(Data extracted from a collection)
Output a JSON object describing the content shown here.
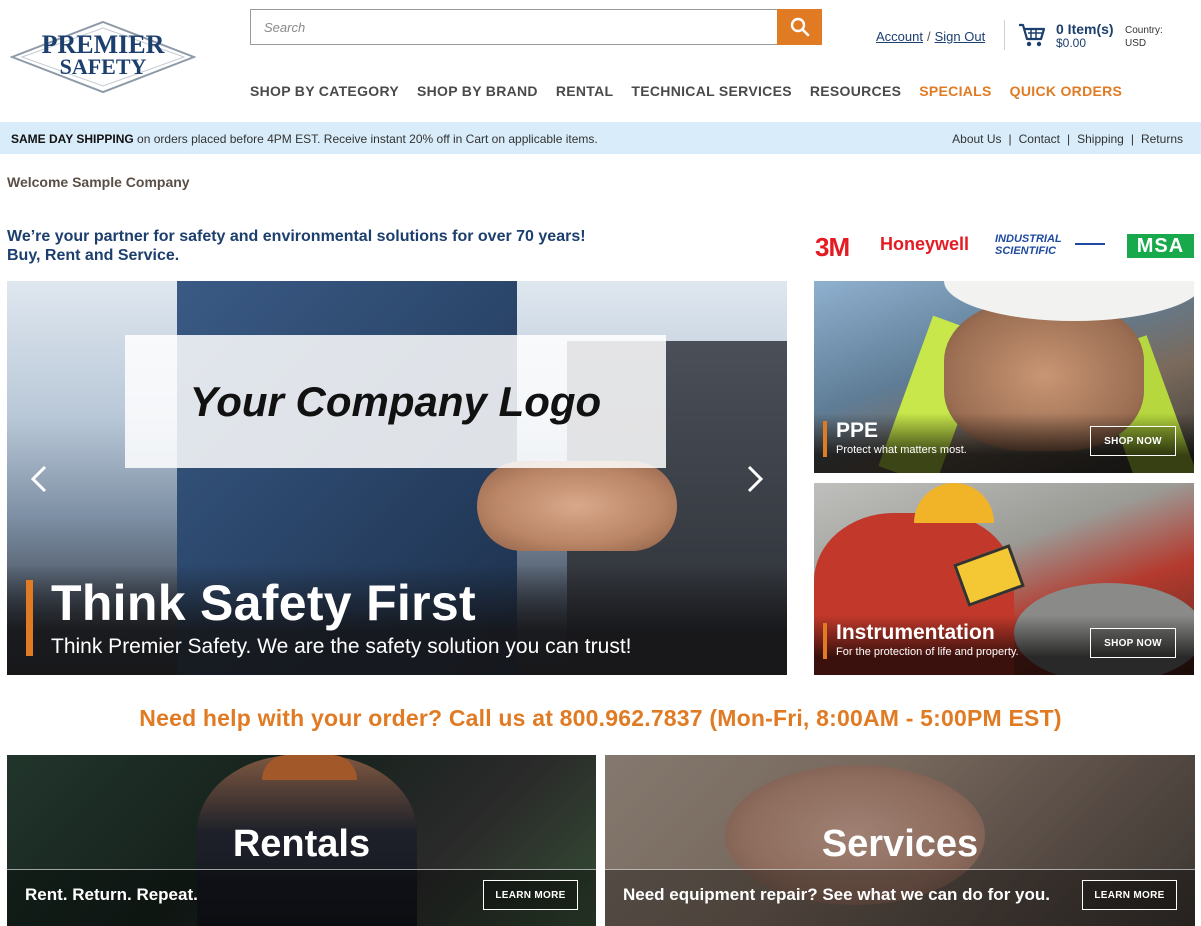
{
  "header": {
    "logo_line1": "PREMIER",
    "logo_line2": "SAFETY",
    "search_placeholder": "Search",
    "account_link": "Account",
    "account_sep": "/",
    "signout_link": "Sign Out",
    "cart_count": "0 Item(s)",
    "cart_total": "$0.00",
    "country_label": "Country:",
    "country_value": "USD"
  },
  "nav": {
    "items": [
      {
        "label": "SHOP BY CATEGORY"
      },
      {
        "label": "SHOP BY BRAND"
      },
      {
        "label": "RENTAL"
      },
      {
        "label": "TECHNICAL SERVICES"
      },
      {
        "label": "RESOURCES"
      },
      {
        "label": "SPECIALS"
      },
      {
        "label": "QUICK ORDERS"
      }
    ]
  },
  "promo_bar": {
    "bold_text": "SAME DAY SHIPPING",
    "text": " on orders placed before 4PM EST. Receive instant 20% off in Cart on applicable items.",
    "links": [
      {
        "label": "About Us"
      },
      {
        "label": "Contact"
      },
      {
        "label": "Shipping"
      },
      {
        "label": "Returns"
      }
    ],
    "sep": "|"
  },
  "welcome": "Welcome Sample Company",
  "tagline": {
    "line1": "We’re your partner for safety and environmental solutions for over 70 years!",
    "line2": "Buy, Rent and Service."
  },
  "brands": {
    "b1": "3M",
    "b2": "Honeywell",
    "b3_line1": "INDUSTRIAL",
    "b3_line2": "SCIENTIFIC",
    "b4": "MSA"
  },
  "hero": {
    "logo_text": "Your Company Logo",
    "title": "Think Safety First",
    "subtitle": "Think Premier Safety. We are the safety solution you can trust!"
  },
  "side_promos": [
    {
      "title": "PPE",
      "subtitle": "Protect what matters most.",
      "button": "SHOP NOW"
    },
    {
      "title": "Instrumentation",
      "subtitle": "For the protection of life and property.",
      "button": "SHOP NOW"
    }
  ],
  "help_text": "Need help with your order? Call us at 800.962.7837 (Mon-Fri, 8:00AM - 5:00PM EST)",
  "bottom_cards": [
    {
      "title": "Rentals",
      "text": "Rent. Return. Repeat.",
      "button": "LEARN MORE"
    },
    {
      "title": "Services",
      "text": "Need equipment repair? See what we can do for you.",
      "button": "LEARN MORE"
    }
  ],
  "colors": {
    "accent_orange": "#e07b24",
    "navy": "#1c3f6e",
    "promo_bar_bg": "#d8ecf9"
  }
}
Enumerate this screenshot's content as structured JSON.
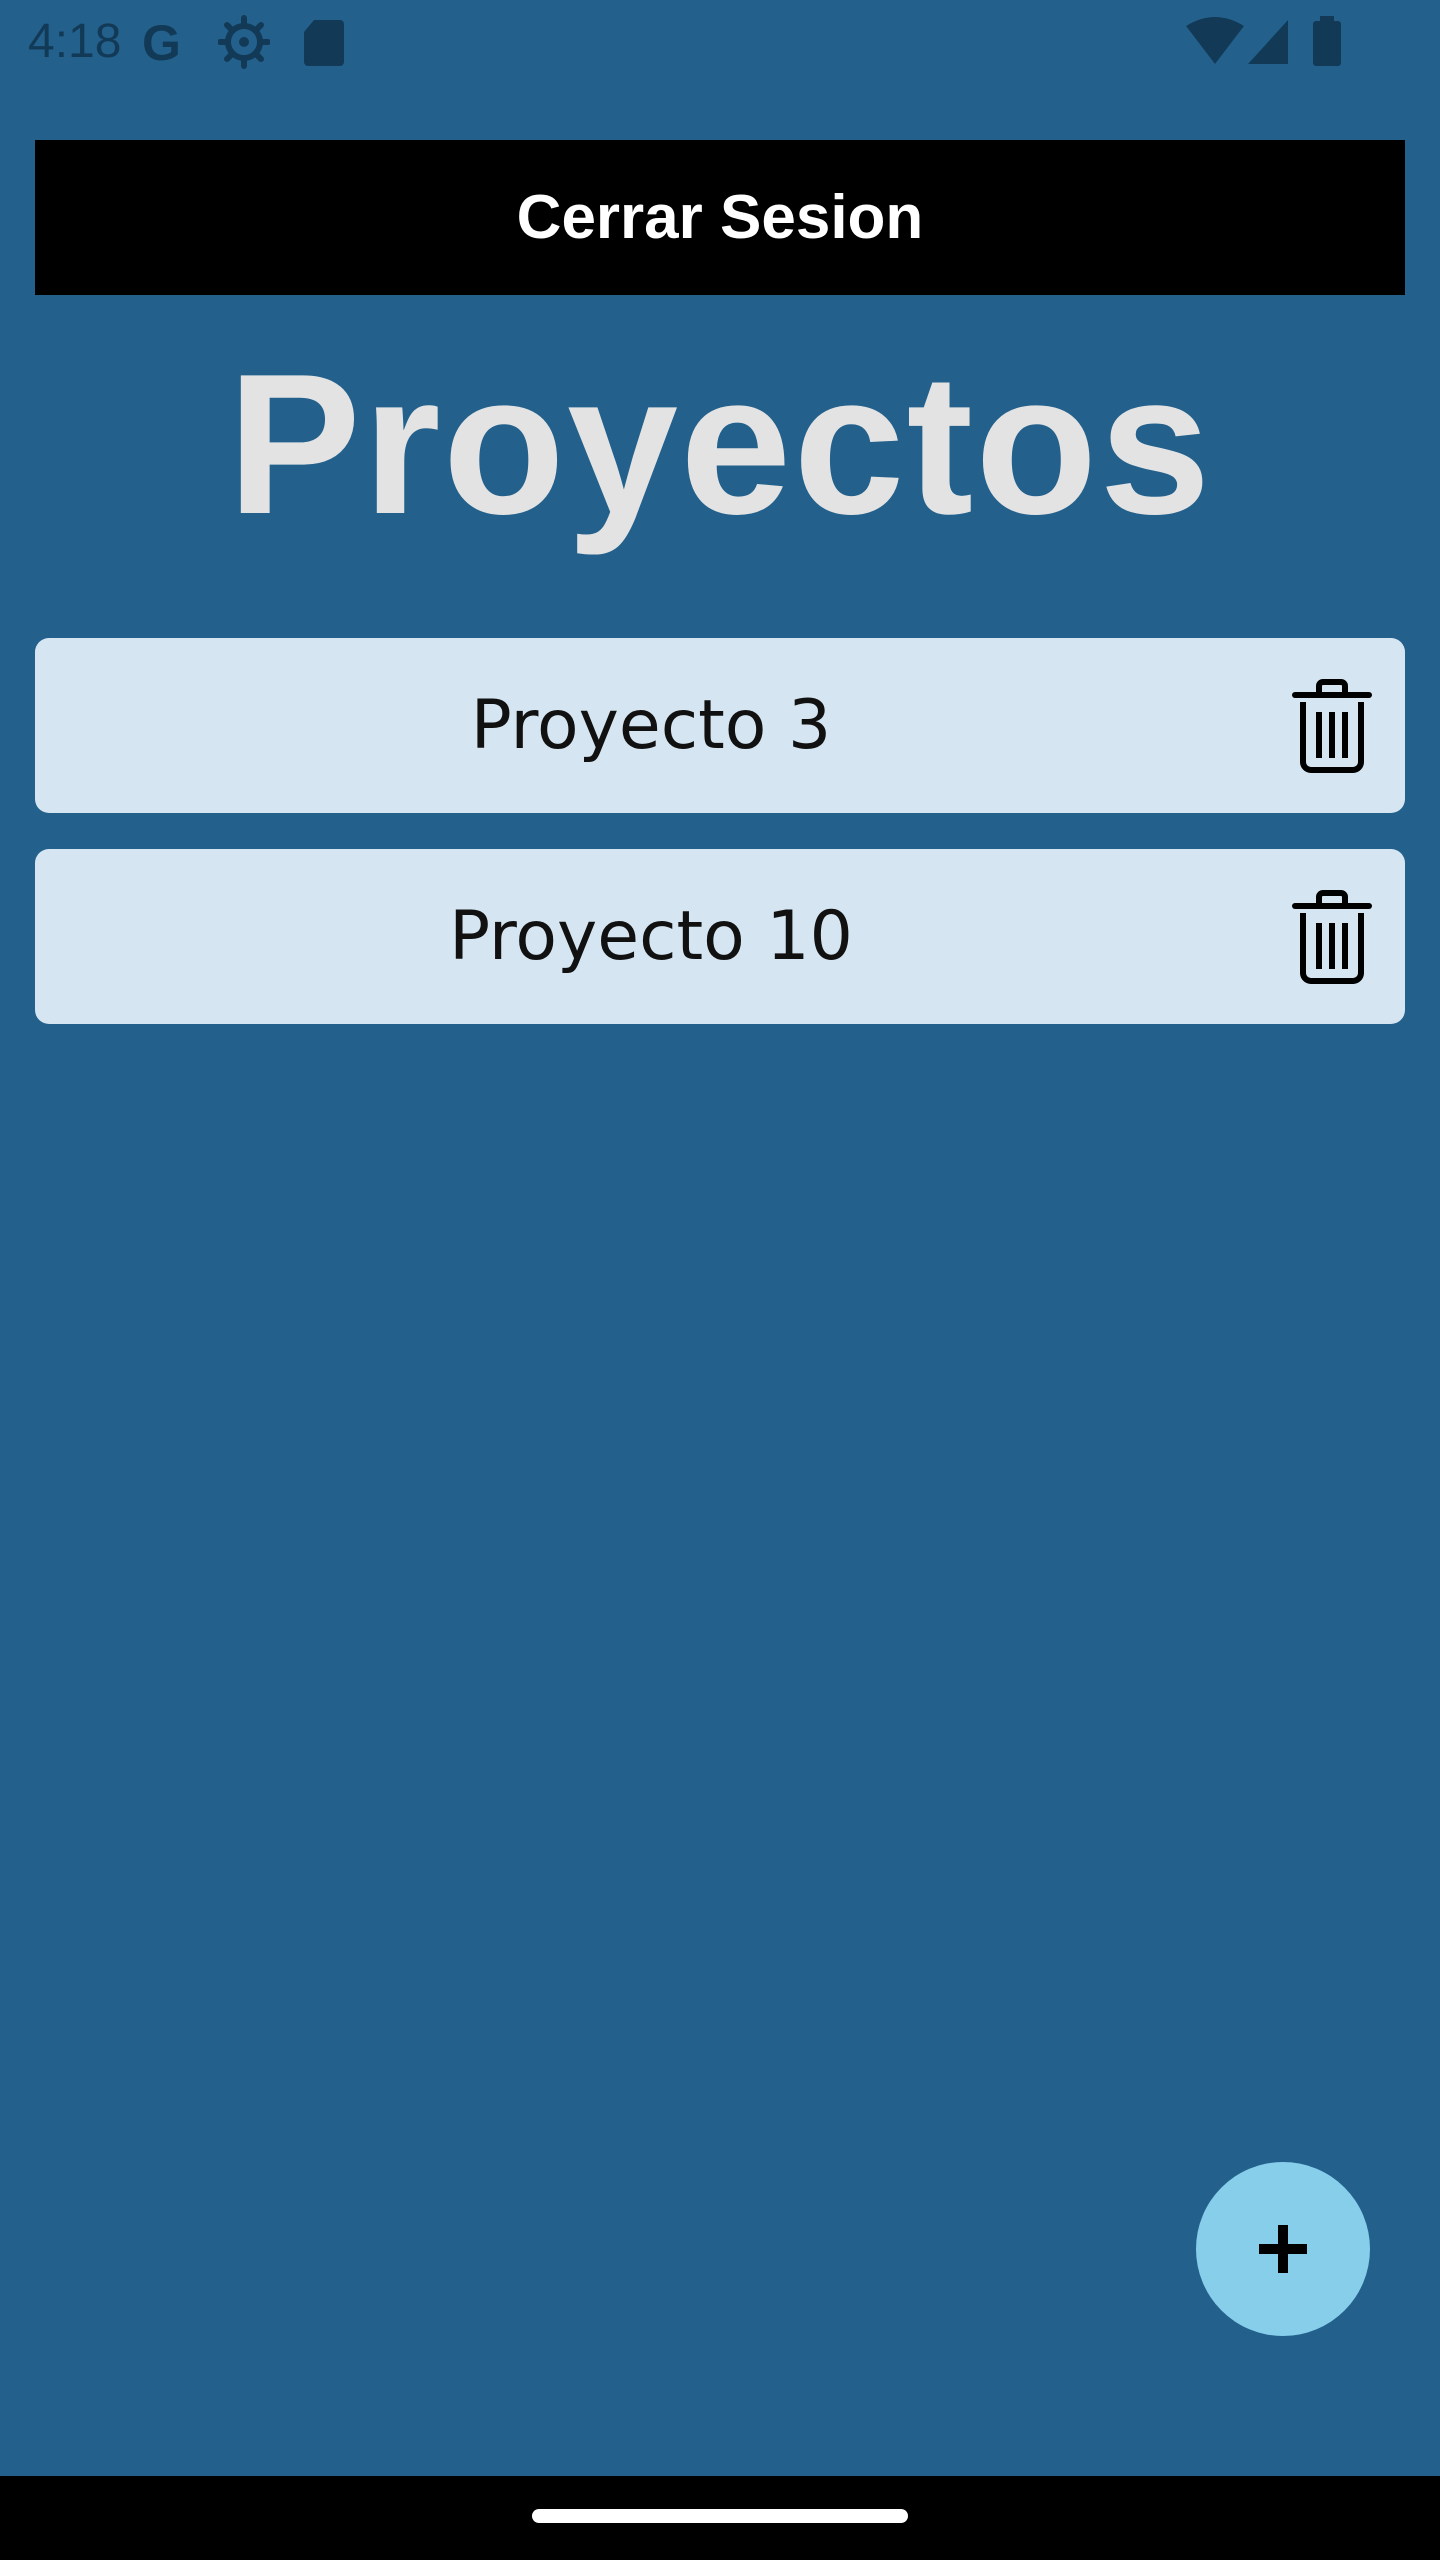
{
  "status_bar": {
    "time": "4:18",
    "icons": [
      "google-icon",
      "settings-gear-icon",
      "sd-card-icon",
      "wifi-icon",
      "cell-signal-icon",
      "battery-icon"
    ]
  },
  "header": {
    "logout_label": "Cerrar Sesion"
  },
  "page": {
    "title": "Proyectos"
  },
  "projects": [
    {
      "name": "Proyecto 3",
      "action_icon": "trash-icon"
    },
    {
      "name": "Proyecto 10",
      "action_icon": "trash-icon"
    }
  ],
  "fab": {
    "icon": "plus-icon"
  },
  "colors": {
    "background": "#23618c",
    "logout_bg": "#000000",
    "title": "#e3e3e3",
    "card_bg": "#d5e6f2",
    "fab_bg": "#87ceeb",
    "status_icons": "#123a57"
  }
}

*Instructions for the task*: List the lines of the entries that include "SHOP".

*Expected answer*:
        "label": "SHOP BY CATEGORY"
        "label": "SHOP BY BRAND"
      "button": "SHOP NOW"
      "button": "SHOP NOW"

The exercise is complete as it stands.